(Items listed in a dataset):

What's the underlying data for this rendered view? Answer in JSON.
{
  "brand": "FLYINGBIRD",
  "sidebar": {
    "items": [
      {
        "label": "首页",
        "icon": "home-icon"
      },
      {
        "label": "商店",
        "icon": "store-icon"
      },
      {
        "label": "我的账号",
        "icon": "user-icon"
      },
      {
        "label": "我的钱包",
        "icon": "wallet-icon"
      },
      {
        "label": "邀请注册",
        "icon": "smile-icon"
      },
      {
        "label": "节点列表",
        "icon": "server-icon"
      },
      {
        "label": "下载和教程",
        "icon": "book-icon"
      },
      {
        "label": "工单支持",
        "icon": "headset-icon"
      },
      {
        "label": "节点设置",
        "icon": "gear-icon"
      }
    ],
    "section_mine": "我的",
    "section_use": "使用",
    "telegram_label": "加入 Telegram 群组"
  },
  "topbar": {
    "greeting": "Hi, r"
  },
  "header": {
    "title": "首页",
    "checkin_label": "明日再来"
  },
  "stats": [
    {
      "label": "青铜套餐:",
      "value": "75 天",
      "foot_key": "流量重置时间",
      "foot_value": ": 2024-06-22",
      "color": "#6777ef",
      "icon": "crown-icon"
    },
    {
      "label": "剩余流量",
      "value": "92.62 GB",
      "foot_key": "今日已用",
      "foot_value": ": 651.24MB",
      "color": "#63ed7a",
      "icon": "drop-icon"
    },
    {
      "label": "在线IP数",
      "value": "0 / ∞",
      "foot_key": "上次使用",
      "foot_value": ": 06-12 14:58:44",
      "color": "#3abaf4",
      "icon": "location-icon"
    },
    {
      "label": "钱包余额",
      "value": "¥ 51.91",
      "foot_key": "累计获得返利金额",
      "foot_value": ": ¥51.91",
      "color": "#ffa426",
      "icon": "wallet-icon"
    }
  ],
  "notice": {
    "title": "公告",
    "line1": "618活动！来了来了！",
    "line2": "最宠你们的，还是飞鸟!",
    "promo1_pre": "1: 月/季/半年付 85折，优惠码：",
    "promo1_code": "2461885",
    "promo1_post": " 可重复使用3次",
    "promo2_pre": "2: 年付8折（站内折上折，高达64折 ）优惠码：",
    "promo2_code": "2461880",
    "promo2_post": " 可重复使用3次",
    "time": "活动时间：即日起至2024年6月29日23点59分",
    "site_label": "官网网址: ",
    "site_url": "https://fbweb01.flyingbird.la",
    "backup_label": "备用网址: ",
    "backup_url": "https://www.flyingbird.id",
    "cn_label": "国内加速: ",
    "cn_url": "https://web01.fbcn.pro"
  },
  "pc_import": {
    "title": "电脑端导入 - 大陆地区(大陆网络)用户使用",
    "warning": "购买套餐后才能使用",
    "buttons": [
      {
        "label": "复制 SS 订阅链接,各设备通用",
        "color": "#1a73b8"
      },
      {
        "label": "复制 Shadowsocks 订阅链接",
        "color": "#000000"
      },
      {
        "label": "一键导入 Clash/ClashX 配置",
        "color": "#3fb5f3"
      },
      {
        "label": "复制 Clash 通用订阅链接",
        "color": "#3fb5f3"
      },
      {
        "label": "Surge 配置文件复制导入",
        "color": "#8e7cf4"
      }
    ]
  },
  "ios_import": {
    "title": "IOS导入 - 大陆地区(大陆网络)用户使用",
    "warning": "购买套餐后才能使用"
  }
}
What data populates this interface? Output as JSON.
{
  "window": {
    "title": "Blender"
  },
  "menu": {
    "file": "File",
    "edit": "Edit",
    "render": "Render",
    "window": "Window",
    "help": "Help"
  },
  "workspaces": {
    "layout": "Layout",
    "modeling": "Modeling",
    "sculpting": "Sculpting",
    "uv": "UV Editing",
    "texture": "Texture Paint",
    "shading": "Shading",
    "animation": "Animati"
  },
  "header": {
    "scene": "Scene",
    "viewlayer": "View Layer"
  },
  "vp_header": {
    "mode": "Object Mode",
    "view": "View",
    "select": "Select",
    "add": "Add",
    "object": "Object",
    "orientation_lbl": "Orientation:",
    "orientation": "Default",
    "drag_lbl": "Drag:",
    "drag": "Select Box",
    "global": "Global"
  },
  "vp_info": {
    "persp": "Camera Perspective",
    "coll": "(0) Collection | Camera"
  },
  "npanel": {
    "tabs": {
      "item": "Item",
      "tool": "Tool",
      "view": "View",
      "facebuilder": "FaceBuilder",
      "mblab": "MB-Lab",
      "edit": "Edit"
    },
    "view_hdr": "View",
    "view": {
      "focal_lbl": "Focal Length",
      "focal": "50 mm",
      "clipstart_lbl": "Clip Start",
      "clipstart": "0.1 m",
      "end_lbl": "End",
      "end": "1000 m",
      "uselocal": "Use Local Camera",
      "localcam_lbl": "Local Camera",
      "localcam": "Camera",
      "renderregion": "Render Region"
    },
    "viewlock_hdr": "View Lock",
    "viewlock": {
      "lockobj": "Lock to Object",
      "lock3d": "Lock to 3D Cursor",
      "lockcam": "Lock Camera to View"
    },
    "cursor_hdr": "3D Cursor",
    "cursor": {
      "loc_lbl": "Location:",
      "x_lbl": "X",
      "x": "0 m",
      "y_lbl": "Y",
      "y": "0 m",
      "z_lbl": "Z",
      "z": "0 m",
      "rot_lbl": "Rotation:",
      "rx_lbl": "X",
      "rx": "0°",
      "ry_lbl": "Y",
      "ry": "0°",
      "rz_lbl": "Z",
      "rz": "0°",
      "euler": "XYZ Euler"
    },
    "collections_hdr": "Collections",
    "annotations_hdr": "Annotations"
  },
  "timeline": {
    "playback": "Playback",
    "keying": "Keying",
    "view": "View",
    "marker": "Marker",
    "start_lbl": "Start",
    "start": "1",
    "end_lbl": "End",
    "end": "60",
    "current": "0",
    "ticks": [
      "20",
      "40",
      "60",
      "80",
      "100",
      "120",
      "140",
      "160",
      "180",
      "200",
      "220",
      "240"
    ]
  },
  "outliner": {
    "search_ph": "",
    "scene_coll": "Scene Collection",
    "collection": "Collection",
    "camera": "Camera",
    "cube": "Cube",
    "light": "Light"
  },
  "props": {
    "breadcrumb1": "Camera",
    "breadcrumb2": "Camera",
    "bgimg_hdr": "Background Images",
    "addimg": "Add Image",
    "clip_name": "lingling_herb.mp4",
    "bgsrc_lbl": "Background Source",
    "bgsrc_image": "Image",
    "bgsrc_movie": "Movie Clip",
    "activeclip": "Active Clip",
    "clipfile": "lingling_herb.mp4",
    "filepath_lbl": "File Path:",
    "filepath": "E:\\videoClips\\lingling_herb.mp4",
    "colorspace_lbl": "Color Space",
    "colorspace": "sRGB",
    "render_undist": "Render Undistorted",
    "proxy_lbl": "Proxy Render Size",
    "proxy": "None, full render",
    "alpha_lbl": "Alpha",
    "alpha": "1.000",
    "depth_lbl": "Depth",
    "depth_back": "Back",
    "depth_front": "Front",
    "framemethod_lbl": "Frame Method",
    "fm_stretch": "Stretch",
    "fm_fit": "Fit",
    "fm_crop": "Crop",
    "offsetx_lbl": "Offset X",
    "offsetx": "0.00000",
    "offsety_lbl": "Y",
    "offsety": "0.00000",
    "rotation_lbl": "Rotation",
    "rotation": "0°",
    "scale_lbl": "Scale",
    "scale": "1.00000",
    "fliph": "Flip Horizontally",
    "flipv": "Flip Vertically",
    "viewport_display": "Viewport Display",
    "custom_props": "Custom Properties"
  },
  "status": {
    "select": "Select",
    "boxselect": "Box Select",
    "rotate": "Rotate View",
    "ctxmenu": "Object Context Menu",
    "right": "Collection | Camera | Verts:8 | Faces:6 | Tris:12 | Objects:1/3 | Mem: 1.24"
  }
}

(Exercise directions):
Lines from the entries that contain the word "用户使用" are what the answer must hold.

(Finished task):
    "title": "电脑端导入 - 大陆地区(大陆网络)用户使用",
    "title": "IOS导入 - 大陆地区(大陆网络)用户使用",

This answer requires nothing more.